3
$\begingroup$

Not the most groundbreaking curiosity, but entertaining my brain.

In basic algebra, is absolute value a function, counting the distance between the value and zero?

Or is it a property, that every numbers unsigned representation is its absolute value?

$\endgroup$

closed as off-topic by Namaste, ancientmathematician, Don Thousand, John B, Parcly Taxel Nov 17 '18 at 8:52

This question appears to be off-topic. The users who voted to close gave this specific reason:

  • "This question is missing context or other details: Please improve the question by providing additional context, which ideally includes your thoughts on the problem and any attempts you have made to solve it. This information helps others identify where you have difficulties and helps them write answers appropriate to your experience level." – Namaste, ancientmathematician, Don Thousand, John B, Parcly Taxel
If this question can be reworded to fit the rules in the help center, please edit the question.

  • $\begingroup$ In geometrically $|x|$ =$|x-0|$ represents the distance between the value and zero. $\endgroup$ – Avinash N Nov 15 '18 at 14:09
2
$\begingroup$

Mathematics does not distinguish between "functions" and "properties" in the way you seem to imagine. The same thing can be called a "function" in one breath and treated like a "property" in the next without anyone batting an eye.

For example, the arctangent is undoubtedly a function. Yet we also happily say that the arctangent of $1$ is $\pi/4$, suggesting that $\pi/4$ is somehow a property, i.e. something that we can find attached to the number $1$ with the label "arctangent". But I don't think anyone would seriously say that "its arctangent is $\pi/4$" is inherently part of what the number one really is.

I suspect you may be thinking of a real number as somehow "made up of" an absolute value together with a sign, which would make the absolute value "morally" more of a "property" of the number than "actangent = $\pi/4$" is a property of $1$.

But most of the time mathematics doesn't even care what numbers "really are". We work from descriptions of how they behave -- and surely one of the ways they behave is that for each number we can find a nonnegative number that we call its "absolute value". But what we do with that fact doesn't depend on whether we think of this as a "property" or a "function" -- it doesn't matter whether the absolute value was "inside" the number to begin with or we had to do some computations to find it. Just that the computation exists is all we need to know.

(Furthermore, even in the rare cases where we do care how numbers look "inside", the representation we choose for them is almost never a combination of a sign and a magnitude.

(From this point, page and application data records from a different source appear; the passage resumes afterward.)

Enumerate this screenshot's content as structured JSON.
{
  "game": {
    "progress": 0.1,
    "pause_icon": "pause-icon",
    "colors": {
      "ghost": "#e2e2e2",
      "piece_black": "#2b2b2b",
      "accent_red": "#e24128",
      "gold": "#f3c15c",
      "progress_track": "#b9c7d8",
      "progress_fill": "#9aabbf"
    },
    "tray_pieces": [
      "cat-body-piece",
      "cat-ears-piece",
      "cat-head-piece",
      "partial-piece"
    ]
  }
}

This has technical reasons. We could choose a sign-magnitude representation, but the point here is that outside the formal construction of the reals we don't care whether one construction or the other was used).

$\endgroup$
  • $\begingroup$ I was thinking of functions and properties more like a program, although the line can blurred there even. Thanks for the insight. $\endgroup$ – NonSecwitter Nov 16 '18 at 13:21
1
$\begingroup$

Absolute value is commonly defined as a function $\mathbb R\to\mathbb R$ and in a wider sense also $\mathbb C\to\mathbb R$ and can indeed be described as "distance between argument and $0$". It takes nonnegative values, so also $[0,\infty)$ can be practicized as codomain.

A property can be interpreted as a function that takes values in $\{0,1\}$ or $\{\text{true},\text{false}\}$ if you like.

This cannot be said in general of the absolute value, so it is no property.

$\endgroup$
  • 1
    $\begingroup$ I don't think you're using "property" in the sense that the OP is using "property". $\endgroup$ – Christopher Nov 15 '18 at 13:33
  • $\begingroup$ @Christopher I think it can be captured in it. In the question of the OP (probably concerning $\mathbb R$) every number has the property that the unsigned representation of it equals its absolute value. You can identify that with a function $\mathbb R\to\{\text{true},\text{false}\}$ that takes value $\text{true}$ for every $x\in\mathbb R$. $\endgroup$ – drhab Nov 15 '18 at 13:43

Not the answer you're looking for? Browse other questions tagged or ask your own question.